___ EXCERPTED DATA ___

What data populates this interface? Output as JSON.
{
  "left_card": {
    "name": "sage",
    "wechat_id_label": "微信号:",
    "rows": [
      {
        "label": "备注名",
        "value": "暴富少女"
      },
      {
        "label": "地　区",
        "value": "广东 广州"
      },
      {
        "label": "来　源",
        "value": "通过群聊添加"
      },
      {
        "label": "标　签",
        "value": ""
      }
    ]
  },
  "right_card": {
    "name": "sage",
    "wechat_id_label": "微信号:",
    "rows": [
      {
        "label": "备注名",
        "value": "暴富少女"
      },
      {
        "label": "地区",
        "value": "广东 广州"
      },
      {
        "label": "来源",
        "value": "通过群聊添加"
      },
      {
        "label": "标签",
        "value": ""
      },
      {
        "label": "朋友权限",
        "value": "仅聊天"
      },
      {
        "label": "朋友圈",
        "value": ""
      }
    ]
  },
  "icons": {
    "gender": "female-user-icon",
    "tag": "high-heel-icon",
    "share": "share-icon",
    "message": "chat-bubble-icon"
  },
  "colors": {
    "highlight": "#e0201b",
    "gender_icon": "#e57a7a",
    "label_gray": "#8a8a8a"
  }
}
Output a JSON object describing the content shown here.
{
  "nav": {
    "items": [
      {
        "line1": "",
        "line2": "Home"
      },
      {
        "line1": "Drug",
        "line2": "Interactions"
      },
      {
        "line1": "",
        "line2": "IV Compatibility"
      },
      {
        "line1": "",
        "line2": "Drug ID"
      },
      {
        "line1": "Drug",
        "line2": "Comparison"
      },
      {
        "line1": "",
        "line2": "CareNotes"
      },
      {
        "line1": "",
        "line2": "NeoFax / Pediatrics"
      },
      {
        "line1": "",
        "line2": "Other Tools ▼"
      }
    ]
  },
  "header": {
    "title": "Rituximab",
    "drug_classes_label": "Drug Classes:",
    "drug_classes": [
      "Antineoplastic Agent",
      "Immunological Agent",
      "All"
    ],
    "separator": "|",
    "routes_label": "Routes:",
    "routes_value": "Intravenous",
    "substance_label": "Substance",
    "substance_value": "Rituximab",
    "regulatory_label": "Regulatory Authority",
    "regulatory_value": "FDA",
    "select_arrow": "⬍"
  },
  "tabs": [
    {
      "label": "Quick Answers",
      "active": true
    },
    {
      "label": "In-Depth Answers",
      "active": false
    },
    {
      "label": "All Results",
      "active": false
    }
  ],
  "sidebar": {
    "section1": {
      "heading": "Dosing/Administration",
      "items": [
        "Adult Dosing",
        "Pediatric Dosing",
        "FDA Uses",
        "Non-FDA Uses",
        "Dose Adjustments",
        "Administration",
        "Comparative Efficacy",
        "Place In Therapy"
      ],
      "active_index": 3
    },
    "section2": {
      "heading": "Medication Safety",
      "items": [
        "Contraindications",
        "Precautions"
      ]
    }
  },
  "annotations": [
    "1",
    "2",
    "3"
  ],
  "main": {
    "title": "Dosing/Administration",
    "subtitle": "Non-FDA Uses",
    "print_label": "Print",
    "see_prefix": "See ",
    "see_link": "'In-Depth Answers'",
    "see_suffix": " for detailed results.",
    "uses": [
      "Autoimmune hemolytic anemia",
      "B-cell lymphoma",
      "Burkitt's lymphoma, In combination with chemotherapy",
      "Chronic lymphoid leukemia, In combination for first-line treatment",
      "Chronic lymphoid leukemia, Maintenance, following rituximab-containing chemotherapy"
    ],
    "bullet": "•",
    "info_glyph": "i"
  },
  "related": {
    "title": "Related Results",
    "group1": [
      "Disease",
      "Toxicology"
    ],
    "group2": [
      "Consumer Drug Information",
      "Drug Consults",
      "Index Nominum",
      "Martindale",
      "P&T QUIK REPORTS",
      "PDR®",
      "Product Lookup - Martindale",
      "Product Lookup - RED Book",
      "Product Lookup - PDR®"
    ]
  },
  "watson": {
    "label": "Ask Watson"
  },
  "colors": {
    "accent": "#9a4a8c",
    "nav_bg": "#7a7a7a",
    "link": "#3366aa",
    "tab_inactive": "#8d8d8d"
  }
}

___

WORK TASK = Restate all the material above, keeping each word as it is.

EXERCISE RESULT =
What data populates this interface? Output as JSON.
{
  "left_card": {
    "name": "sage",
    "wechat_id_label": "微信号:",
    "rows": [
      {
        "label": "备注名",
        "value": "暴富少女"
      },
      {
        "label": "地　区",
        "value": "广东 广州"
      },
      {
        "label": "来　源",
        "value": "通过群聊添加"
      },
      {
        "label": "标　签",
        "value": ""
      }
    ]
  },
  "right_card": {
    "name": "sage",
    "wechat_id_label": "微信号:",
    "rows": [
      {
        "label": "备注名",
        "value": "暴富少女"
      },
      {
        "label": "地区",
        "value": "广东 广州"
      },
      {
        "label": "来源",
        "value": "通过群聊添加"
      },
      {
        "label": "标签",
        "value": ""
      },
      {
        "label": "朋友权限",
        "value": "仅聊天"
      },
      {
        "label": "朋友圈",
        "value": ""
      }
    ]
  },
  "icons": {
    "gender": "female-user-icon",
    "tag": "high-heel-icon",
    "share": "share-icon",
    "message": "chat-bubble-icon"
  },
  "colors": {
    "highlight": "#e0201b",
    "gender_icon": "#e57a7a",
    "label_gray": "#8a8a8a"
  }
}
Output a JSON object describing the content shown here.
{
  "nav": {
    "items": [
      {
        "line1": "",
        "line2": "Home"
      },
      {
        "line1": "Drug",
        "line2": "Interactions"
      },
      {
        "line1": "",
        "line2": "IV Compatibility"
      },
      {
        "line1": "",
        "line2": "Drug ID"
      },
      {
        "line1": "Drug",
        "line2": "Comparison"
      },
      {
        "line1": "",
        "line2": "CareNotes"
      },
      {
        "line1": "",
        "line2": "NeoFax / Pediatrics"
      },
      {
        "line1": "",
        "line2": "Other Tools ▼"
      }
    ]
  },
  "header": {
    "title": "Rituximab",
    "drug_classes_label": "Drug Classes:",
    "drug_classes": [
      "Antineoplastic Agent",
      "Immunological Agent",
      "All"
    ],
    "separator": "|",
    "routes_label": "Routes:",
    "routes_value": "Intravenous",
    "substance_label": "Substance",
    "substance_value": "Rituximab",
    "regulatory_label": "Regulatory Authority",
    "regulatory_value": "FDA",
    "select_arrow": "⬍"
  },
  "tabs": [
    {
      "label": "Quick Answers",
      "active": true
    },
    {
      "label": "In-Depth Answers",
      "active": false
    },
    {
      "label": "All Results",
      "active": false
    }
  ],
  "sidebar": {
    "section1": {
      "heading": "Dosing/Administration",
      "items": [
        "Adult Dosing",
        "Pediatric Dosing",
        "FDA Uses",
        "Non-FDA Uses",
        "Dose Adjustments",
        "Administration",
        "Comparative Efficacy",
        "Place In Therapy"
      ],
      "active_index": 3
    },
    "section2": {
      "heading": "Medication Safety",
      "items": [
        "Contraindications",
        "Precautions"
      ]
    }
  },
  "annotations": [
    "1",
    "2",
    "3"
  ],
  "main": {
    "title": "Dosing/Administration",
    "subtitle": "Non-FDA Uses",
    "print_label": "Print",
    "see_prefix": "See ",
    "see_link": "'In-Depth Answers'",
    "see_suffix": " for detailed results.",
    "uses": [
      "Autoimmune hemolytic anemia",
      "B-cell lymphoma",
      "Burkitt's lymphoma, In combination with chemotherapy",
      "Chronic lymphoid leukemia, In combination for first-line treatment",
      "Chronic lymphoid leukemia, Maintenance, following rituximab-containing chemotherapy"
    ],
    "bullet": "•",
    "info_glyph": "i"
  },
  "related": {
    "title": "Related Results",
    "group1": [
      "Disease",
      "Toxicology"
    ],
    "group2": [
      "Consumer Drug Information",
      "Drug Consults",
      "Index Nominum",
      "Martindale",
      "P&T QUIK REPORTS",
      "PDR®",
      "Product Lookup - Martindale",
      "Product Lookup - RED Book",
      "Product Lookup - PDR®"
    ]
  },
  "watson": {
    "label": "Ask Watson"
  },
  "colors": {
    "accent": "#9a4a8c",
    "nav_bg": "#7a7a7a",
    "link": "#3366aa",
    "tab_inactive": "#8d8d8d"
  }
}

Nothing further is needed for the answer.